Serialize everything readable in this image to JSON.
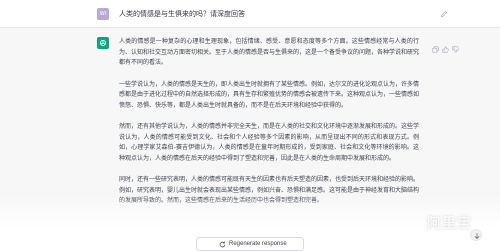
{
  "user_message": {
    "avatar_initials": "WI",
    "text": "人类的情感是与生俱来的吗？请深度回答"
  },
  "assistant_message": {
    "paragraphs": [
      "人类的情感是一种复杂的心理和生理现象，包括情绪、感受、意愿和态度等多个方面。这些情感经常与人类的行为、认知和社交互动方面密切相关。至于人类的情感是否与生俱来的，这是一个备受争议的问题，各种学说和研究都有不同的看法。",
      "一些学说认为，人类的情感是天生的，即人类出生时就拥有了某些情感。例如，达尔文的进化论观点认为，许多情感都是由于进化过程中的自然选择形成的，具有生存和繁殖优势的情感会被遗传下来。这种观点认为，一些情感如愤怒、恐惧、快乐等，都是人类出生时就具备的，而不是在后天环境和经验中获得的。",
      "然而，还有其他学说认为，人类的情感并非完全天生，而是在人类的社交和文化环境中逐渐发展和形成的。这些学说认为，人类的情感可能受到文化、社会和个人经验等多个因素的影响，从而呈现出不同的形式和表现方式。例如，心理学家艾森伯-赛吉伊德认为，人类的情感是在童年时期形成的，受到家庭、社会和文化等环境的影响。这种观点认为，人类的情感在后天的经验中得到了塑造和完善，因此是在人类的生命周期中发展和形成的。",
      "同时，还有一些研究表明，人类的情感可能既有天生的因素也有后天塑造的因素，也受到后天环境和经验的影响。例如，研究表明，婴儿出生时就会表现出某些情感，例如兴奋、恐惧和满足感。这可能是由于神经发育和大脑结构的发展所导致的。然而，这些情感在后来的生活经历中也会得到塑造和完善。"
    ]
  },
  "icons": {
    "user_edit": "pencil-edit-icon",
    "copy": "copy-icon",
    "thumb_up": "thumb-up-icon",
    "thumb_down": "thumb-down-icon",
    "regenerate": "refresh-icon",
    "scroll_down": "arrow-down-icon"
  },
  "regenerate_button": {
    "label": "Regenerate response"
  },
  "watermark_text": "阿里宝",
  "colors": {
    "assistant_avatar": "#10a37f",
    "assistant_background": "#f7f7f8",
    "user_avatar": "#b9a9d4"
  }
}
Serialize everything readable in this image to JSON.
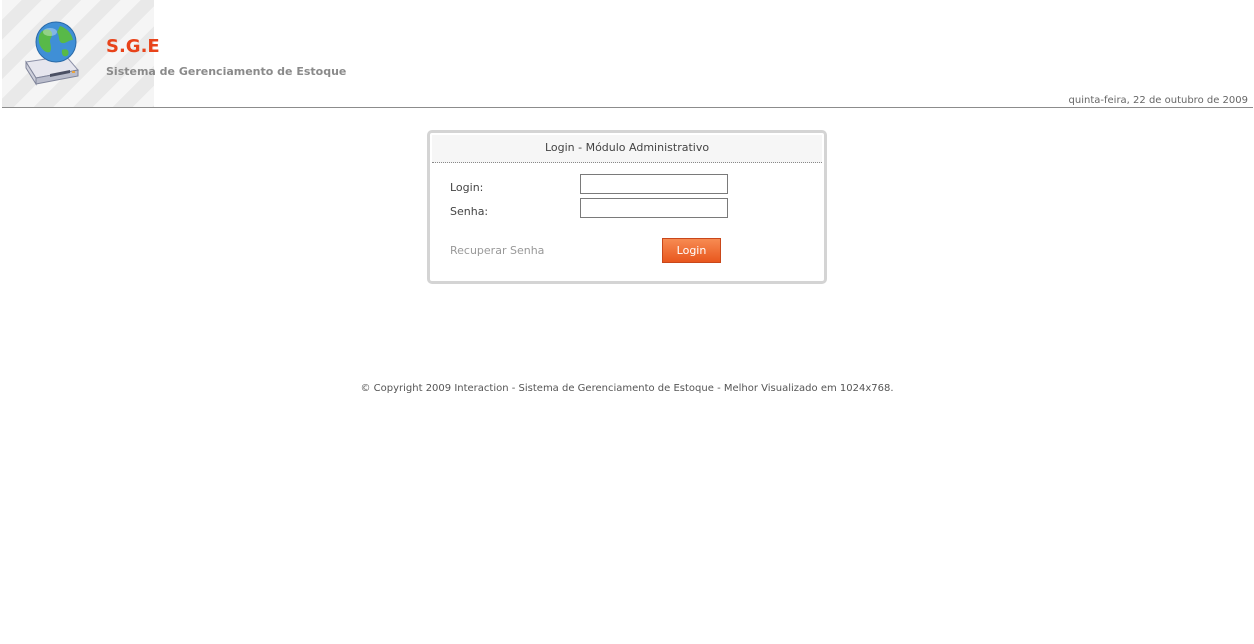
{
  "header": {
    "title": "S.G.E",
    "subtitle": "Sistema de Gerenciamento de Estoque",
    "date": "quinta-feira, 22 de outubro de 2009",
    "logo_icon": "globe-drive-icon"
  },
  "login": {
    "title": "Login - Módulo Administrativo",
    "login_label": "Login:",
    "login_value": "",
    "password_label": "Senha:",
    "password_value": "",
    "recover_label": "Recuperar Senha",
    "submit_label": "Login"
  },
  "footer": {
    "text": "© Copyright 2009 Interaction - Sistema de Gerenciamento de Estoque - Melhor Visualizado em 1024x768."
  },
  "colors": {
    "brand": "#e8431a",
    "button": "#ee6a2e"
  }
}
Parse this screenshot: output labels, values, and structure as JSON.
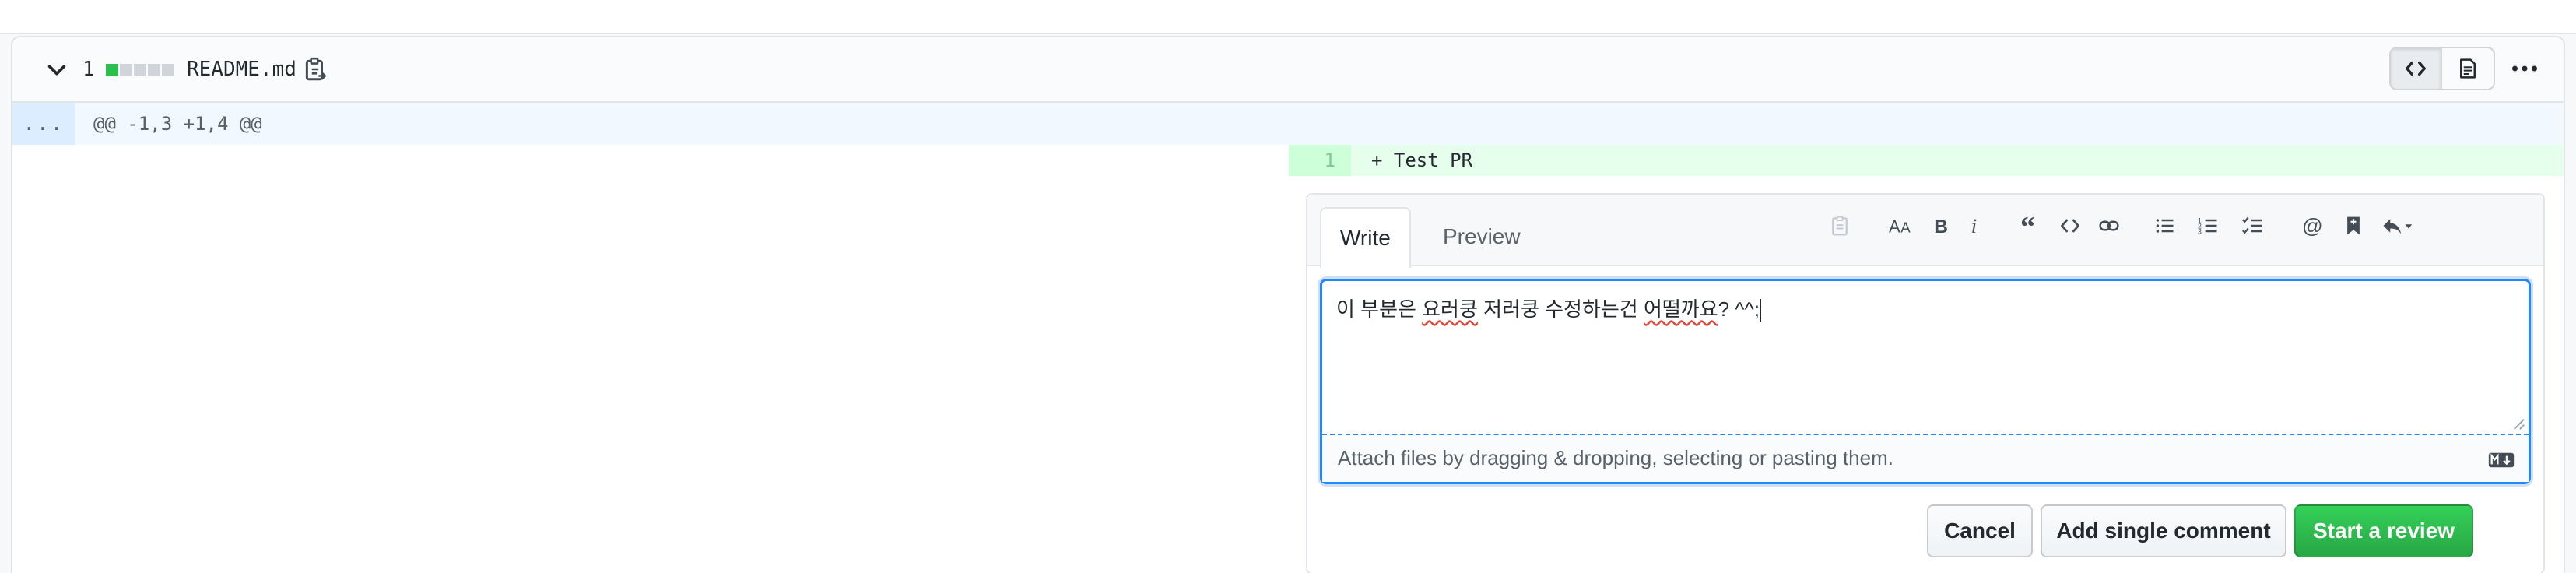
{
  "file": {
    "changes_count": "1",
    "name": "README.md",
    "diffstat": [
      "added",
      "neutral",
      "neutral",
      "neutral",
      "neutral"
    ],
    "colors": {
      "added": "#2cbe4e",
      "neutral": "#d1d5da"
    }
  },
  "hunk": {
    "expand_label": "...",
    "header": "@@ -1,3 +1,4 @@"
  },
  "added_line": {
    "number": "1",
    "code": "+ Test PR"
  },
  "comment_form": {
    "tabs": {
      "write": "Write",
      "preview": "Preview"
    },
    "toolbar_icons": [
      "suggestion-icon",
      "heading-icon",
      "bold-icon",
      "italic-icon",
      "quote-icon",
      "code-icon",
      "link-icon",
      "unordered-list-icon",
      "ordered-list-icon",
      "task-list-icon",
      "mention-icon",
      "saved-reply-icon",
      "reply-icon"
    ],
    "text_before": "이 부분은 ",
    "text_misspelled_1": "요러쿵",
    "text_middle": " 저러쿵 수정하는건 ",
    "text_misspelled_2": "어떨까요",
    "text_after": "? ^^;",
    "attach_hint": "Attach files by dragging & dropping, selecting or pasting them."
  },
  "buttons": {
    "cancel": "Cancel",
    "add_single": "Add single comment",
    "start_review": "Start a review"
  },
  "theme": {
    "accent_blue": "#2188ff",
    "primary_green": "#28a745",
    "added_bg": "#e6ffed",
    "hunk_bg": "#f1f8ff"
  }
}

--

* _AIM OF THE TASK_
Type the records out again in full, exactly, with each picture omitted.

* _FINISHED EXERCISE_
Serialize everything readable in this image to JSON.
{
  "user_message": {
    "avatar_initials": "WI",
    "text": "人类的情感是与生俱来的吗？请深度回答"
  },
  "assistant_message": {
    "paragraphs": [
      "人类的情感是一种复杂的心理和生理现象，包括情绪、感受、意愿和态度等多个方面。这些情感经常与人类的行为、认知和社交互动方面密切相关。至于人类的情感是否与生俱来的，这是一个备受争议的问题，各种学说和研究都有不同的看法。",
      "一些学说认为，人类的情感是天生的，即人类出生时就拥有了某些情感。例如，达尔文的进化论观点认为，许多情感都是由于进化过程中的自然选择形成的，具有生存和繁殖优势的情感会被遗传下来。这种观点认为，一些情感如愤怒、恐惧、快乐等，都是人类出生时就具备的，而不是在后天环境和经验中获得的。",
      "然而，还有其他学说认为，人类的情感并非完全天生，而是在人类的社交和文化环境中逐渐发展和形成的。这些学说认为，人类的情感可能受到文化、社会和个人经验等多个因素的影响，从而呈现出不同的形式和表现方式。例如，心理学家艾森伯-赛吉伊德认为，人类的情感是在童年时期形成的，受到家庭、社会和文化等环境的影响。这种观点认为，人类的情感在后天的经验中得到了塑造和完善，因此是在人类的生命周期中发展和形成的。",
      "同时，还有一些研究表明，人类的情感可能既有天生的因素也有后天塑造的因素，也受到后天环境和经验的影响。例如，研究表明，婴儿出生时就会表现出某些情感，例如兴奋、恐惧和满足感。这可能是由于神经发育和大脑结构的发展所导致的。然而，这些情感在后来的生活经历中也会得到塑造和完善。"
    ]
  },
  "icons": {
    "user_edit": "pencil-edit-icon",
    "copy": "copy-icon",
    "thumb_up": "thumb-up-icon",
    "thumb_down": "thumb-down-icon",
    "regenerate": "refresh-icon",
    "scroll_down": "arrow-down-icon"
  },
  "regenerate_button": {
    "label": "Regenerate response"
  },
  "watermark_text": "阿里宝",
  "colors": {
    "assistant_avatar": "#10a37f",
    "assistant_background": "#f7f7f8",
    "user_avatar": "#b9a9d4"
  }
}
Serialize everything readable in this image to JSON.
{
  "header": {
    "title": "S.G.E",
    "subtitle": "Sistema de Gerenciamento de Estoque",
    "date": "quinta-feira, 22 de outubro de 2009",
    "logo_icon": "globe-drive-icon"
  },
  "login": {
    "title": "Login - Módulo Administrativo",
    "login_label": "Login:",
    "login_value": "",
    "password_label": "Senha:",
    "password_value": "",
    "recover_label": "Recuperar Senha",
    "submit_label": "Login"
  },
  "footer": {
    "text": "© Copyright 2009 Interaction - Sistema de Gerenciamento de Estoque - Melhor Visualizado em 1024x768."
  },
  "colors": {
    "brand": "#e8431a",
    "button": "#ee6a2e"
  }
}
Parse this screenshot: output labels, values, and structure as JSON.
{
  "file": {
    "changes_count": "1",
    "name": "README.md",
    "diffstat": [
      "added",
      "neutral",
      "neutral",
      "neutral",
      "neutral"
    ],
    "colors": {
      "added": "#2cbe4e",
      "neutral": "#d1d5da"
    }
  },
  "hunk": {
    "expand_label": "...",
    "header": "@@ -1,3 +1,4 @@"
  },
  "added_line": {
    "number": "1",
    "code": "+ Test PR"
  },
  "comment_form": {
    "tabs": {
      "write": "Write",
      "preview": "Preview"
    },
    "toolbar_icons": [
      "suggestion-icon",
      "heading-icon",
      "bold-icon",
      "italic-icon",
      "quote-icon",
      "code-icon",
      "link-icon",
      "unordered-list-icon",
      "ordered-list-icon",
      "task-list-icon",
      "mention-icon",
      "saved-reply-icon",
      "reply-icon"
    ],
    "text_before": "이 부분은 ",
    "text_misspelled_1": "요러쿵",
    "text_middle": " 저러쿵 수정하는건 ",
    "text_misspelled_2": "어떨까요",
    "text_after": "? ^^;",
    "attach_hint": "Attach files by dragging & dropping, selecting or pasting them."
  },
  "buttons": {
    "cancel": "Cancel",
    "add_single": "Add single comment",
    "start_review": "Start a review"
  },
  "theme": {
    "accent_blue": "#2188ff",
    "primary_green": "#28a745",
    "added_bg": "#e6ffed",
    "hunk_bg": "#f1f8ff"
  }
}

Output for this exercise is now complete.